Segment Open

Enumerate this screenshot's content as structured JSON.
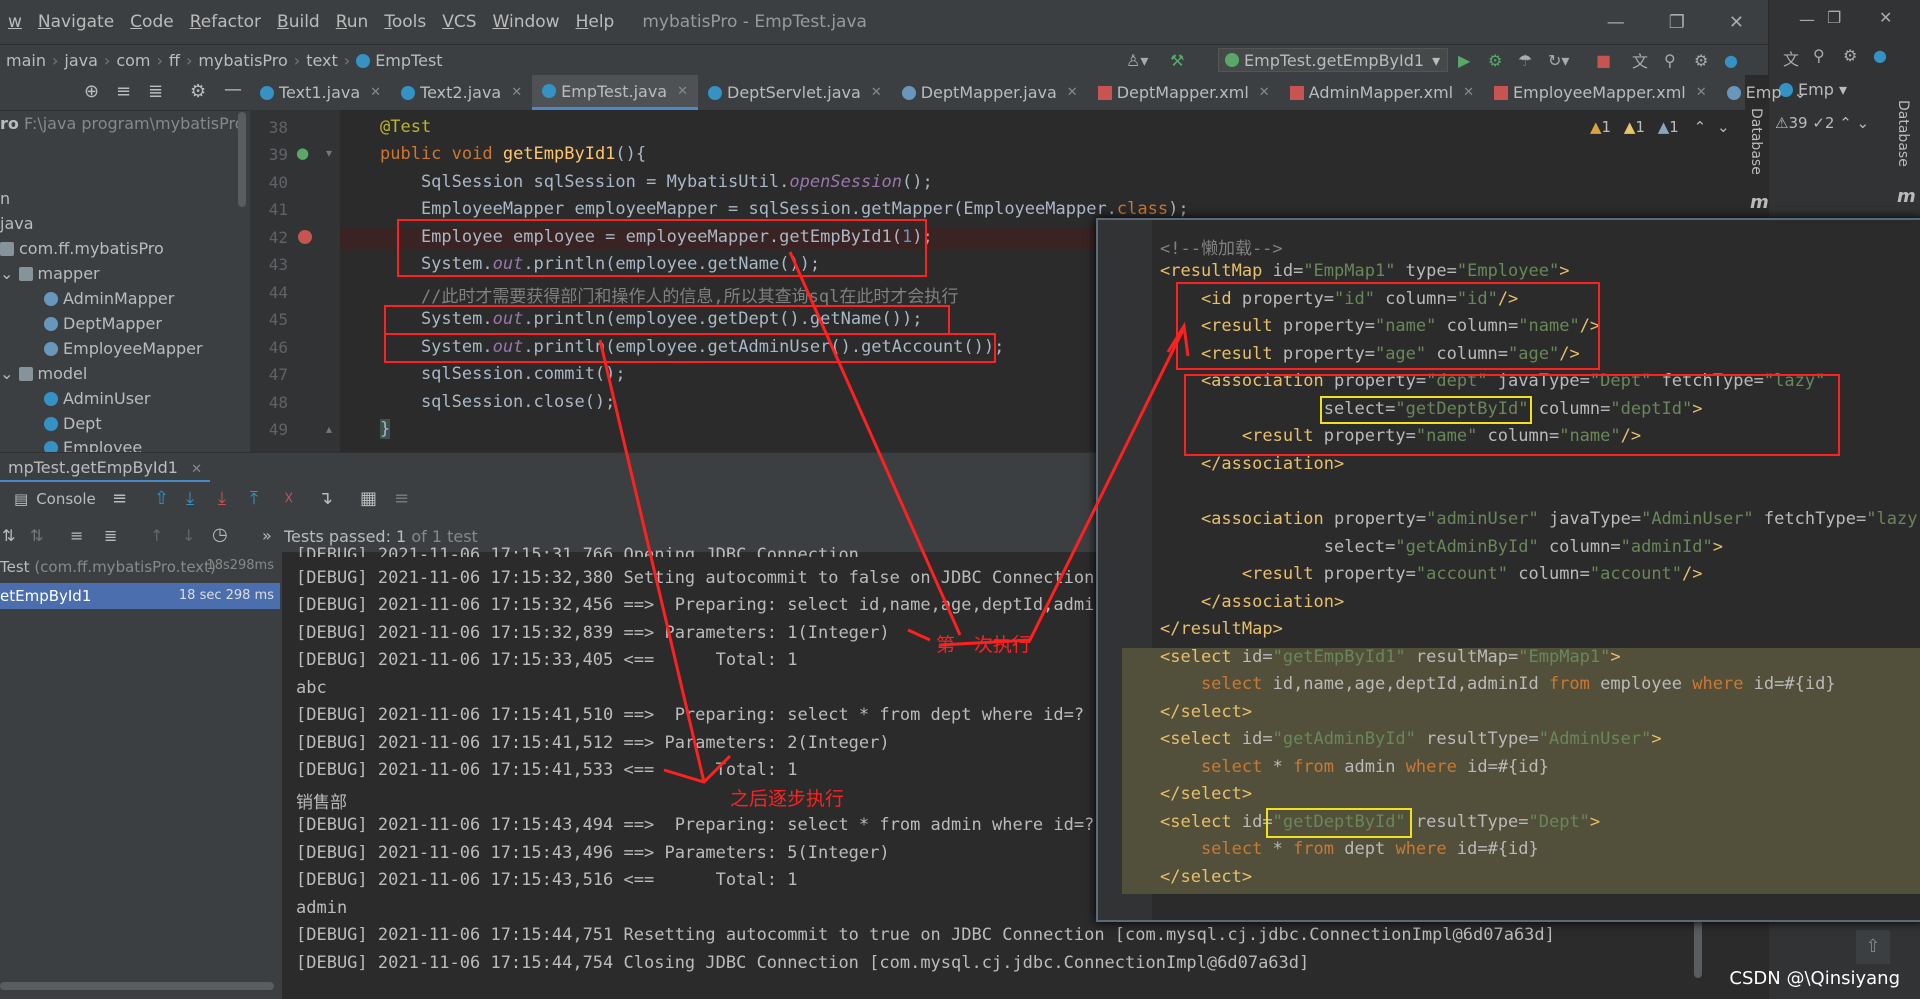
{
  "menubar": {
    "items": [
      "w",
      "Navigate",
      "Code",
      "Refactor",
      "Build",
      "Run",
      "Tools",
      "VCS",
      "Window",
      "Help"
    ],
    "window_title": "mybatisPro - EmpTest.java"
  },
  "navbar": {
    "breadcrumbs": [
      "main",
      "java",
      "com",
      "ff",
      "mybatisPro",
      "text",
      "EmpTest"
    ],
    "run_config": "EmpTest.getEmpById1"
  },
  "project": {
    "root": "ro",
    "root_path": "F:\\java program\\mybatisPro",
    "items": [
      "n",
      "java",
      "com.ff.mybatisPro",
      "mapper",
      "AdminMapper",
      "DeptMapper",
      "EmployeeMapper",
      "model",
      "AdminUser",
      "Dept",
      "Employee"
    ]
  },
  "tabs": [
    "Text1.java",
    "Text2.java",
    "EmpTest.java",
    "DeptServlet.java",
    "DeptMapper.java",
    "DeptMapper.xml",
    "AdminMapper.xml",
    "EmployeeMapper.xml",
    "Emp"
  ],
  "right_tabs": [
    "Emp"
  ],
  "inspections": {
    "w1": "1",
    "w2": "1",
    "w3": "1",
    "right_count": "39",
    "right_count2": "2"
  },
  "side_labels": {
    "database": "Database",
    "m": "m"
  },
  "editor": {
    "line_numbers": [
      "38",
      "39",
      "40",
      "41",
      "42",
      "43",
      "44",
      "45",
      "46",
      "47",
      "48",
      "49"
    ],
    "lines": [
      {
        "annotation": "@Test"
      },
      {
        "kw": "public void ",
        "fn": "getEmpById1",
        "rest": "(){"
      },
      {
        "a": "    SqlSession sqlSession = MybatisUtil.",
        "it": "openSession",
        "b": "();"
      },
      {
        "a": "    EmployeeMapper employeeMapper = sqlSession.getMapper(EmployeeMapper.",
        "kw": "class",
        "b": ");"
      },
      {
        "a": "    Employee employee = employeeMapper.getEmpById1(",
        "num": "1",
        "b": ");"
      },
      {
        "a": "    System.",
        "it": "out",
        "b": ".println(employee.getName());"
      },
      {
        "comment": "    //此时才需要获得部门和操作人的信息,所以其查询sql在此时才会执行"
      },
      {
        "a": "    System.",
        "it": "out",
        "b": ".println(employee.getDept().getName());"
      },
      {
        "a": "    System.",
        "it": "out",
        "b": ".println(employee.getAdminUser().getAccount());"
      },
      {
        "a": "    sqlSession.commit();"
      },
      {
        "a": "    sqlSession.close();"
      },
      {
        "a": "}"
      }
    ]
  },
  "run": {
    "tab": "mpTest.getEmpById1",
    "console_label": "Console",
    "tests_passed": "Tests passed: ",
    "tests_count": "1",
    "tests_of": " of 1 test",
    "tree": [
      {
        "name": "Test",
        "pkg": " (com.ff.mybatisPro.text)",
        "time": "18s298ms"
      },
      {
        "name": "etEmpById1",
        "time": "18 sec 298 ms"
      }
    ]
  },
  "console": [
    "[DEBUG] 2021-11-06 17:15:31,766 Opening JDBC Connection",
    "[DEBUG] 2021-11-06 17:15:32,380 Setting autocommit to false on JDBC Connection [",
    "[DEBUG] 2021-11-06 17:15:32,456 ==>  Preparing: select id,name,age,deptId,adminI",
    "[DEBUG] 2021-11-06 17:15:32,839 ==> Parameters: 1(Integer)",
    "[DEBUG] 2021-11-06 17:15:33,405 <==      Total: 1",
    "abc",
    "[DEBUG] 2021-11-06 17:15:41,510 ==>  Preparing: select * from dept where id=?",
    "[DEBUG] 2021-11-06 17:15:41,512 ==> Parameters: 2(Integer)",
    "[DEBUG] 2021-11-06 17:15:41,533 <==      Total: 1",
    "销售部",
    "[DEBUG] 2021-11-06 17:15:43,494 ==>  Preparing: select * from admin where id=?",
    "[DEBUG] 2021-11-06 17:15:43,496 ==> Parameters: 5(Integer)",
    "[DEBUG] 2021-11-06 17:15:43,516 <==      Total: 1",
    "admin",
    "[DEBUG] 2021-11-06 17:15:44,751 Resetting autocommit to true on JDBC Connection [com.mysql.cj.jdbc.ConnectionImpl@6d07a63d]",
    "[DEBUG] 2021-11-06 17:15:44,754 Closing JDBC Connection [com.mysql.cj.jdbc.ConnectionImpl@6d07a63d]"
  ],
  "xml": [
    {
      "c": "<!--懒加载-->"
    },
    {
      "t": "<resultMap ",
      "a": "id=",
      "v": "\"EmpMap1\"",
      "a2": " type=",
      "v2": "\"Employee\"",
      "e": ">"
    },
    {
      "t": "    <id ",
      "a": "property=",
      "v": "\"id\"",
      "a2": " column=",
      "v2": "\"id\"",
      "e": "/>"
    },
    {
      "t": "    <result ",
      "a": "property=",
      "v": "\"name\"",
      "a2": " column=",
      "v2": "\"name\"",
      "e": "/>"
    },
    {
      "t": "    <result ",
      "a": "property=",
      "v": "\"age\"",
      "a2": " column=",
      "v2": "\"age\"",
      "e": "/>"
    },
    {
      "t": "    <association ",
      "a": "property=",
      "v": "\"dept\"",
      "a2": " javaType=",
      "v2": "\"Dept\"",
      "a3": " fetchType=",
      "v3": "\"lazy\""
    },
    {
      "t": "",
      "a": "                select=",
      "v": "\"getDeptById\"",
      "a2": " column=",
      "v2": "\"deptId\"",
      "e": ">"
    },
    {
      "t": "        <result ",
      "a": "property=",
      "v": "\"name\"",
      "a2": " column=",
      "v2": "\"name\"",
      "e": "/>"
    },
    {
      "t": "    </association>"
    },
    {
      "t": ""
    },
    {
      "t": "    <association ",
      "a": "property=",
      "v": "\"adminUser\"",
      "a2": " javaType=",
      "v2": "\"AdminUser\"",
      "a3": " fetchType=",
      "v3": "\"lazy\""
    },
    {
      "t": "",
      "a": "                select=",
      "v": "\"getAdminById\"",
      "a2": " column=",
      "v2": "\"adminId\"",
      "e": ">"
    },
    {
      "t": "        <result ",
      "a": "property=",
      "v": "\"account\"",
      "a2": " column=",
      "v2": "\"account\"",
      "e": "/>"
    },
    {
      "t": "    </association>"
    },
    {
      "t": "</resultMap>"
    },
    {
      "t": "<select ",
      "a": "id=",
      "v": "\"getEmpById1\"",
      "a2": " resultMap=",
      "v2": "\"EmpMap1\"",
      "e": ">"
    },
    {
      "s": "    select ",
      "x": "id,name,age,deptId,adminId ",
      "s2": "from ",
      "x2": "employee ",
      "s3": "where ",
      "x3": "id=#{id}"
    },
    {
      "t": "</select>"
    },
    {
      "t": "<select ",
      "a": "id=",
      "v": "\"getAdminById\"",
      "a2": " resultType=",
      "v2": "\"AdminUser\"",
      "e": ">"
    },
    {
      "s": "    select ",
      "x": "* ",
      "s2": "from ",
      "x2": "admin ",
      "s3": "where ",
      "x3": "id=#{id}"
    },
    {
      "t": "</select>"
    },
    {
      "t": "<select ",
      "a": "id=",
      "v": "\"getDeptById\"",
      "a2": " resultType=",
      "v2": "\"Dept\"",
      "e": ">"
    },
    {
      "s": "    select ",
      "x": "* ",
      "s2": "from ",
      "x2": "dept ",
      "s3": "where ",
      "x3": "id=#{id}"
    },
    {
      "t": "</select>"
    }
  ],
  "annotations": {
    "first": "第一次执行",
    "later": "之后逐步执行"
  },
  "watermark": "CSDN @\\Qinsiyang",
  "colors": {
    "annotation_red": "#ff2020",
    "highlight_yellow": "#f0e020",
    "accent_blue": "#4a88c7"
  }
}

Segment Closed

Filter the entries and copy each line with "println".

        "b": ".println(employee.getName());"
        "b": ".println(employee.getDept().getName());"
        "b": ".println(employee.getAdminUser().getAccount());"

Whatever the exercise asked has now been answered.